It was designed with a small amount of inverted gull wing bend; the inner sections had a 1° anhedral, while the outer sections, attached just outboard of the undercarriage legs, had a dihedral of 5+1⁄2°.
The airfoil was a NACA 22 wing section, with a thickness-to-chord ratio of 19.5% at the root tapering to 12% at the tip.
The wing possessed great structural strength, provided plenty of room for fuel tanks and a heavy armament, while allowing the aircraft to be a steady gun platform.
Each of the inner wings incorporated two fuel tanks; the “main” tanks, housed in a bay outboard and to the rear of the main undercarriage bays, had a capacity of 40 gallons; while the “nose” tanks, built into the wing leading edges, forward of the main spar, had a capacity of 37 gallons each.
Also incorporated into the inner wings were inward-retracting landing gear with a wide track of 13 ft 6+3⁄4 in.
By contemporary standards, the new design’s wing was very “thick”, similar to the Hurricane before it.
Although the Typhoon was expected to achieve over 400 mph (640 km/h) in level flight at 20,000 ft, the thick wings created a large drag rise and prevented higher speeds than the 410 mph at 20,000 feet (6,100 m) achieved in tests.
The climb rate and performance above that level was also considered disappointing.
When the Typhoon was dived at speeds of over 500 mph (800 km/h), the drag rise caused buffeting and trim changes.
These compressibility problems led to Camm designing the Typhoon II, later known as the Tempest, which used much thinner wings with a laminar flow airfoil.
12 machine guns.
4 x 20 mm Cannon.
Night fighter conversion of one aircraft.
31 ft 11.5 in (9.741 m)
41 ft 7 in (12.67 m)
15 ft 4 in (4.67 m)
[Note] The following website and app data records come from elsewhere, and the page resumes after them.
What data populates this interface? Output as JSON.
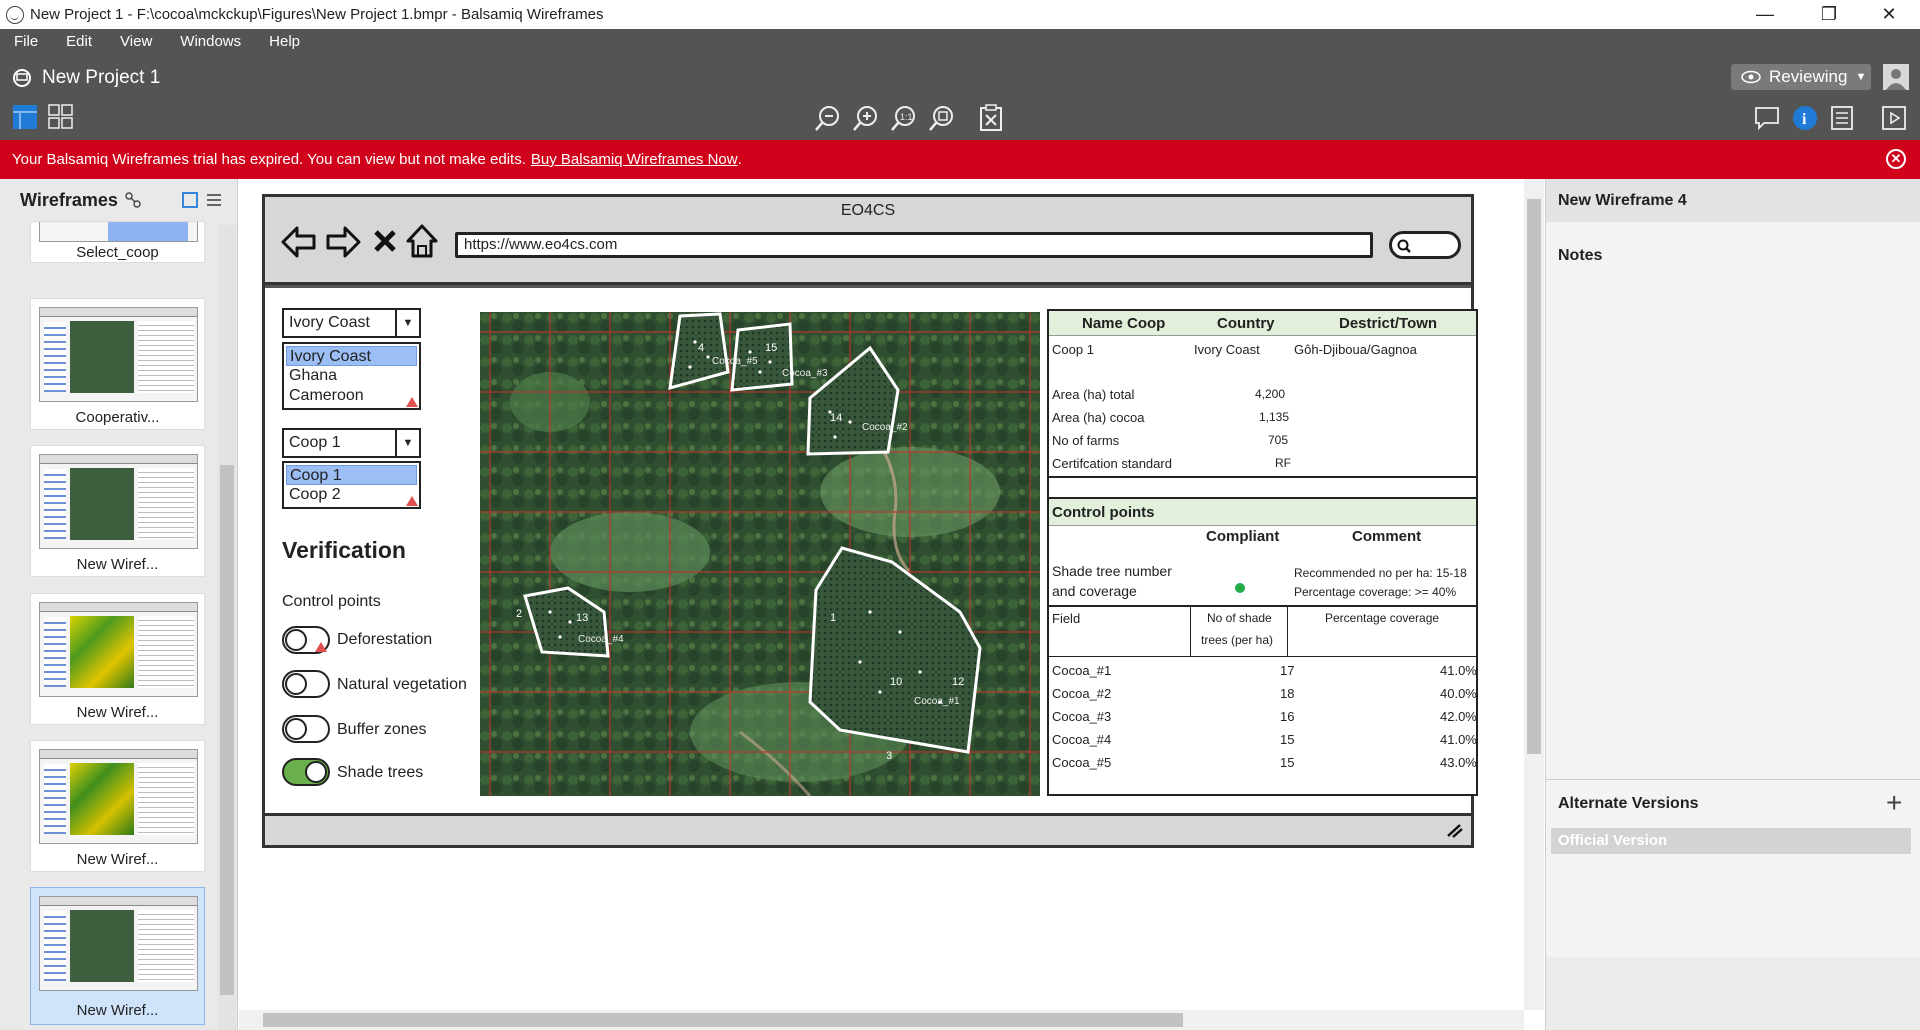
{
  "window": {
    "title": "New Project 1 - F:\\cocoa\\mckckup\\Figures\\New Project 1.bmpr - Balsamiq Wireframes",
    "minimize": "—",
    "restore": "❐",
    "close": "✕"
  },
  "menu": [
    "File",
    "Edit",
    "View",
    "Windows",
    "Help"
  ],
  "toolbar": {
    "project_name": "New Project 1",
    "review_label": "Reviewing",
    "zoom_icons": [
      "zoom-out-icon",
      "zoom-in-icon",
      "zoom-actual-icon",
      "zoom-fit-icon",
      "clear-icon"
    ]
  },
  "banner": {
    "message": "Your Balsamiq Wireframes trial has expired. You can view but not make edits.",
    "link": "Buy Balsamiq Wireframes Now",
    "suffix": ".",
    "color": "#d0021b"
  },
  "left_panel": {
    "title": "Wireframes",
    "thumbnails": [
      {
        "label": "Select_coop"
      },
      {
        "label": "Cooperativ..."
      },
      {
        "label": "New Wiref..."
      },
      {
        "label": "New Wiref..."
      },
      {
        "label": "New Wiref..."
      },
      {
        "label": "New Wiref..."
      }
    ]
  },
  "mockup": {
    "browser_title": "EO4CS",
    "url": "https://www.eo4cs.com",
    "search_glyph": "🔍",
    "country_combo": {
      "value": "Ivory Coast",
      "options": [
        "Ivory Coast",
        "Ghana",
        "Cameroon"
      ]
    },
    "coop_combo": {
      "value": "Coop 1",
      "options": [
        "Coop 1",
        "Coop 2"
      ]
    },
    "heading": "Verification",
    "control_points_label": "Control points",
    "toggles": [
      {
        "label": "Deforestation",
        "on": false
      },
      {
        "label": "Natural vegetation",
        "on": false
      },
      {
        "label": "Buffer zones",
        "on": false
      },
      {
        "label": "Shade trees",
        "on": true
      }
    ],
    "map_labels": {
      "plots": [
        "Cocoa_#1",
        "Cocoa_#2",
        "Cocoa_#3",
        "Cocoa_#4",
        "Cocoa_#5"
      ],
      "numbers": [
        "4",
        "15",
        "14",
        "13",
        "1",
        "10",
        "12",
        "3",
        "2"
      ]
    },
    "info": {
      "headers": [
        "Name Coop",
        "Country",
        "Destrict/Town"
      ],
      "row": [
        "Coop 1",
        "Ivory Coast",
        "Gôh-Djiboua/Gagnoa"
      ],
      "stats": [
        {
          "label": "Area (ha) total",
          "value": "4,200"
        },
        {
          "label": "Area (ha) cocoa",
          "value": "1,135"
        },
        {
          "label": "No of farms",
          "value": "705"
        },
        {
          "label": "Certifcation standard",
          "value": "RF"
        }
      ],
      "control_points_title": "Control points",
      "compliant_header": "Compliant",
      "comment_header": "Comment",
      "check_name_1": "Shade tree number",
      "check_name_2": "and coverage",
      "comment_1": "Recommended no per ha: 15-18",
      "comment_2": "Percentage coverage: >= 40%",
      "field_headers": {
        "field": "Field",
        "shade_1": "No of shade",
        "shade_2": "trees (per ha)",
        "coverage": "Percentage coverage"
      },
      "fields": [
        {
          "name": "Cocoa_#1",
          "trees": "17",
          "coverage": "41.0%"
        },
        {
          "name": "Cocoa_#2",
          "trees": "18",
          "coverage": "40.0%"
        },
        {
          "name": "Cocoa_#3",
          "trees": "16",
          "coverage": "42.0%"
        },
        {
          "name": "Cocoa_#4",
          "trees": "15",
          "coverage": "41.0%"
        },
        {
          "name": "Cocoa_#5",
          "trees": "15",
          "coverage": "43.0%"
        }
      ],
      "compliant_color": "#22aa44"
    }
  },
  "right_panel": {
    "title": "New Wireframe 4",
    "notes_label": "Notes",
    "alternate_label": "Alternate Versions",
    "official_label": "Official Version"
  }
}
279 sq ft (25.9 m2)
8,840 lb (4,010 kg)
11,400 lb (5,171 kg)
Max take-off weight
13,250 lb (6,010 kg) with two 1,000 lb (450 kg) bombs